Build Options are a really powerful feature of APEX that gives developers a lot of flexibility, especially when doing Agile development. They allow you to control the contents of an application that is displayed at run-time. As an Agile APEX developer, what do you do as the current sprint is winding down and some developers need to start moving on to the contents of the next sprint in order to keep busy? You don’t want your developers sitting idle, but you can’t create a release for the current sprint until all the work is done - and you also can’t release Sprint 1 if it contains unfinished Sprint 2 content. As long as your sprint contents can be easily separated, i.e. you aren’t reworking the same component in each sprint; the simple solution is to create build options that correspond to your sprints. By consistently assigning the build options to the components you develop during a sprint, you create an easy mechanism to ‘turn off’ parts of the application at run-time. Developers can work on both Sprint 1 and Sprint 2 contents simultaneously, and when the application is exported for the Sprint 1 release, you can effectively set all Sprint 2 content to be excluded. When the Sprint 1 application is installed in another environment and a user runs the application, they will be none-the-wiser that any Sprint 2 contents has been developed.
Build Options can be found under Shared Components in the Security section. When you create a build option you have a couple of choices. First, you will have to give it a name. If doing Agile development, I name them after the sprints using Sprint 1, Sprint 2, etc.
Next, you will need to chose the Status. You have two options, Include or Exclude. This status will be set for the current environment. Choose Include if, when you run the application, you would like to see the features that correspond to this build option. Choose Exclude if, when you run the application, you want to hide the features that correspond to this build option. Keep in mind this only excludes the feature from being shown at run-time; you will still be able to see the components in the page designer. I set this to Include as I like to be able to see the changes I am making to the application when I run it in development.
Now, you will need to decide on the Default on Export status. This option determines if the build option will be included or excluded when the application is exported. This feature is key for working with sprints. I set the current sprint and all prior sprints to Include. All future sprints should be set to Exclude, this ensures that when the application is exported and imported in to a new environment only the contents of the finished sprints are visible to the end-user.
Maybe the most important step is to assign the build options as you develop. You can set the Build Option in the Configuration section of a component and you can assign them to pretty much any component: pages, page items, computations, validations, dynamic actions, page processes… the list goes on. If you need to check the status of build options within PL/SQL code, take a look at this article by Martin Giffy D’Souza or if that isn’t enough control, there is always conditional compilation of the database schema as described by Jeff Kemp.
Once all of your build options are assigned and your sprints have the proper Include/Export status - you are all set. If you ever want to test what the application will look like with a certain Build Option excluded, simply switch the Status for that build option to Exclude and run the application.
You can even take things a step further and document the application components belonging to each sprint/build option by querying the data dictionary.
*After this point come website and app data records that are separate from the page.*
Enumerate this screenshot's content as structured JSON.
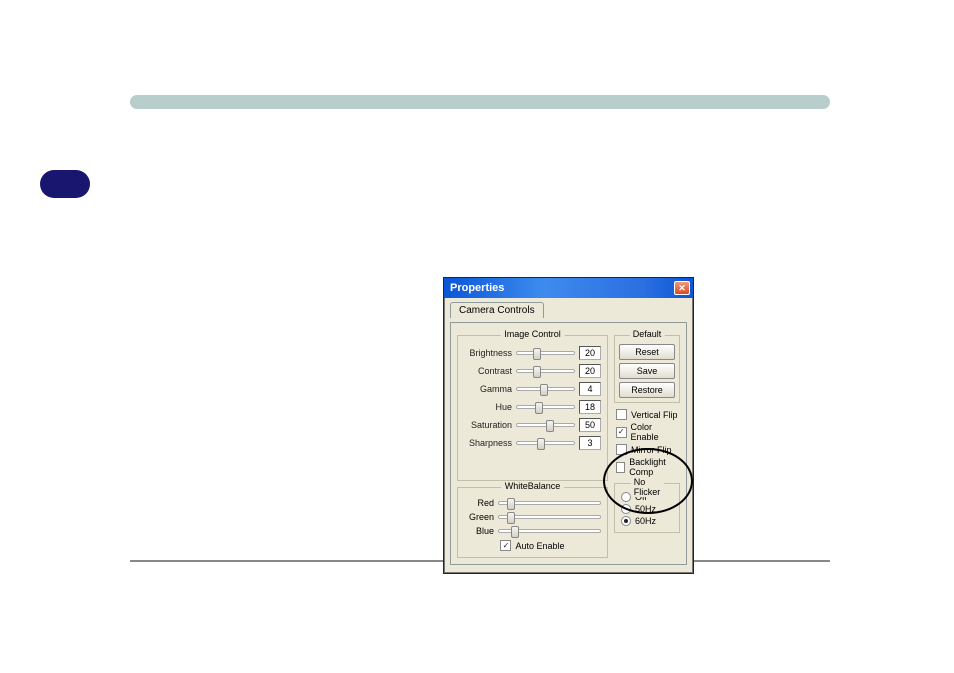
{
  "window": {
    "title": "Properties",
    "tabs": {
      "camera_controls": "Camera Controls"
    }
  },
  "image_control": {
    "legend": "Image Control",
    "brightness": {
      "label": "Brightness",
      "value": "20",
      "pct": 28
    },
    "contrast": {
      "label": "Contrast",
      "value": "20",
      "pct": 28
    },
    "gamma": {
      "label": "Gamma",
      "value": "4",
      "pct": 40
    },
    "hue": {
      "label": "Hue",
      "value": "18",
      "pct": 32
    },
    "saturation": {
      "label": "Saturation",
      "value": "50",
      "pct": 50
    },
    "sharpness": {
      "label": "Sharpness",
      "value": "3",
      "pct": 35
    }
  },
  "default": {
    "legend": "Default",
    "reset": "Reset",
    "save": "Save",
    "restore": "Restore"
  },
  "checks": {
    "vertical_flip": {
      "label": "Vertical Flip",
      "checked": false
    },
    "color_enable": {
      "label": "Color Enable",
      "checked": true
    },
    "mirror_flip": {
      "label": "Mirror Flip",
      "checked": false
    },
    "backlight_comp": {
      "label": "Backlight Comp",
      "checked": false
    }
  },
  "no_flicker": {
    "legend": "No Flicker",
    "off": {
      "label": "Off",
      "selected": false
    },
    "f50": {
      "label": "50Hz",
      "selected": false
    },
    "f60": {
      "label": "60Hz",
      "selected": true
    }
  },
  "white_balance": {
    "legend": "WhiteBalance",
    "red": {
      "label": "Red",
      "pct": 8
    },
    "green": {
      "label": "Green",
      "pct": 8
    },
    "blue": {
      "label": "Blue",
      "pct": 12
    },
    "auto_enable": {
      "label": "Auto Enable",
      "checked": true
    }
  }
}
This query can be turned into a report that can then be printed (with APEX Office Print, of course) and included in your sprint release notes.
- Jackie -